Surveys have proven lack of retail has been an ongoing challenge for Wetaskiwin. In 2012, Wetaskiwin city council commissioned the Mustel Group of Vancouver, BC to undertake an analysis of the retail shopping patterns of Wetaskiwin-region consumers. Shocking results revealed that eight out of every 10 Wetaskiwin residents shop outside the City of Wetaskiwin on a monthly basis.
The 2015-18 City of Wetaskiwin Economic Development Plan suggests it will address this issue. “The Retail Development Program will continue the initiative of promoting the retail opportunities in our community.” The plan also states, “For the past several years, the Economic Development Department has attended both the Canadian and western Canadian conference/trade show events which are organized by the International Council of Shopping Centers. We will continue to work with the local owners of retail properties to assist them in their leasing programs, ensuring that prospective retailers and shopping centre developers are aware of the Retail Opportunity Study.” Holland olHand Mayor Bill Elliot will be attending the 2015 International Council of Shopping Centers Canadian Convention in Toronto, October 4 to 7.
In the meantime the city has been forced to raise taxes and user fees and borrow money to operate the city. Unfortunately property taxes and utility increases are not tied to one’s ability to pay. And if the community economy stays stagnant, this is out of the control of ratepayers.
The approved City of Wetaskiwin 2015 municipal budget calls for a tax increase of 4 per cent to fund municipal operations and capital expenditures and a 2.5 per cent dedicated infrastructure improvement charge for a total increase of 6.5 per cent. Utility fees are scheduled to rise by 5 per cent. Budget 2015 also includes a new environmental levy of $10 per month, which will assist in meeting the environmental regulations for the closure and post-closure costs associated with the city landfill.
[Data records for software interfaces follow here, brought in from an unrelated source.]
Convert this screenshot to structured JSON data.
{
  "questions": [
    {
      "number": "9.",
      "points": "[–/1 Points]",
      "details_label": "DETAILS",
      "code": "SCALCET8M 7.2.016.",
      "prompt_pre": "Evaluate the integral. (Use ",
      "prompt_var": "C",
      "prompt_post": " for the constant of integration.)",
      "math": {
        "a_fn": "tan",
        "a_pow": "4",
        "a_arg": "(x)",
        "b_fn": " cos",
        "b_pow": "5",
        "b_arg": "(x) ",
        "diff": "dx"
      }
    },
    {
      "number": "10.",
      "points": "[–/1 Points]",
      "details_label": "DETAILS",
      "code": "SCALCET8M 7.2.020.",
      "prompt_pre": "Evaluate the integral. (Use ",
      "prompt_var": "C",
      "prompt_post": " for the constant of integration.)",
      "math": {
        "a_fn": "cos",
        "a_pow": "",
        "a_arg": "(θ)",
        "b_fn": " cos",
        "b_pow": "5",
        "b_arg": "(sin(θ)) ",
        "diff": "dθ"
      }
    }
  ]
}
Other goals presented by Holland in the economic development plan include marketing all serviced industrial land sites which are ready for project development and attracting a major industrial developer who would create a major industrial; marketing all retail locations in our community and facilitating the development of vacant retail land within the city. Also included is growth in the residential (housing starts) and commercial (hotel rooms and office space) and to continue the Business Visitation program.